I do not work for the Fiskars Corporation nor am I being compensated for this article. I am simply a user of the Fiskars Easy Action Scissors and would like to give my honest opinion of the product. However, this post does include affiliate links. If you purchase an item through the links, I will receive a small compensation, which is necessary for the upkeep of this blog. Please see my Disclosure Policy for details.
I had a stroke when I was twenty. No, really. It’s true. I did. It left me a little weak on the right side of my body. As luck would have it, I am also right-handed.
This can make sewing, knitting, and crocheting a bit difficult. If you’re a crafter who suffers from ailments like arthritis, fibromyalgia, or even Multiple Sclerosis then you understand exactly what I am talking about. Continue reading »

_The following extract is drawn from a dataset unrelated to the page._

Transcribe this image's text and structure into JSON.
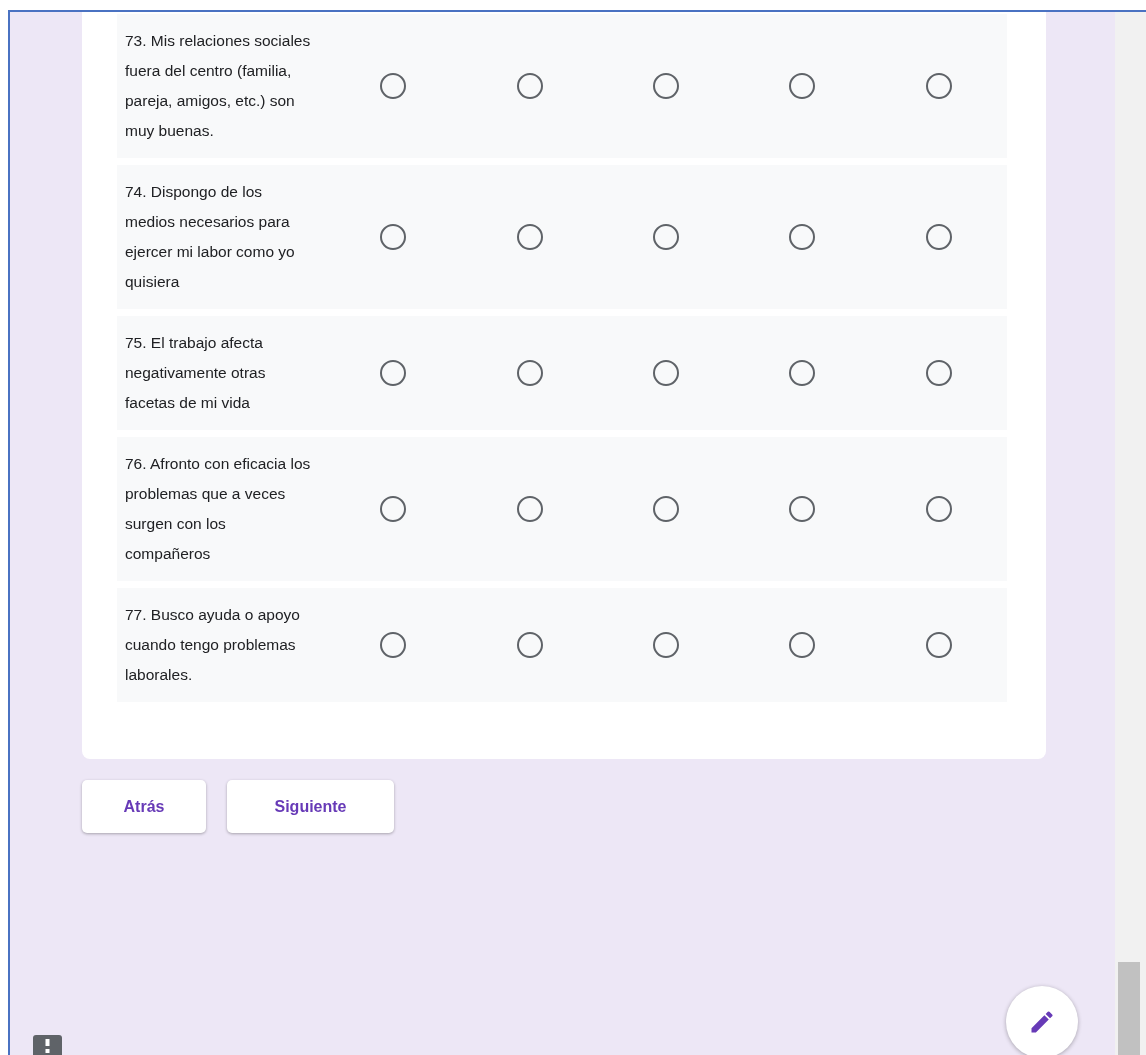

It was a long train of thought that led me to this cause. You see, over the past year cancer has touched several of my family members. As I was thinking about my loved ones who have fought or are currently fighting this horrible disease, it hit me… cancer will probably touch the lives of everyone in the world at some point. This is because anyone can get it. You, me, our acquaintances, our friends, our family. Cancer does not discriminate.
This made me think about all the people I have met who bear battle scars from fighting this despicable illness. It made me think of all the people I have met who have lost the battle.
The first one I can remember was only about 5 or 6 years old. I was only a year or two older. He was a little boy in my mom’s Sunday school class. I remember bringing flowers to his tombstone. It was the first time I can recall seeing my mother cry.
This was my first exposure to cancer and the tragic pain it can cause, but it would not be my last. Not by a long shot.
With all this on my mind, it’s no wonder I somehow found my way to Crochet for Cancer, Inc. when researching this month’s Craft for a Cause.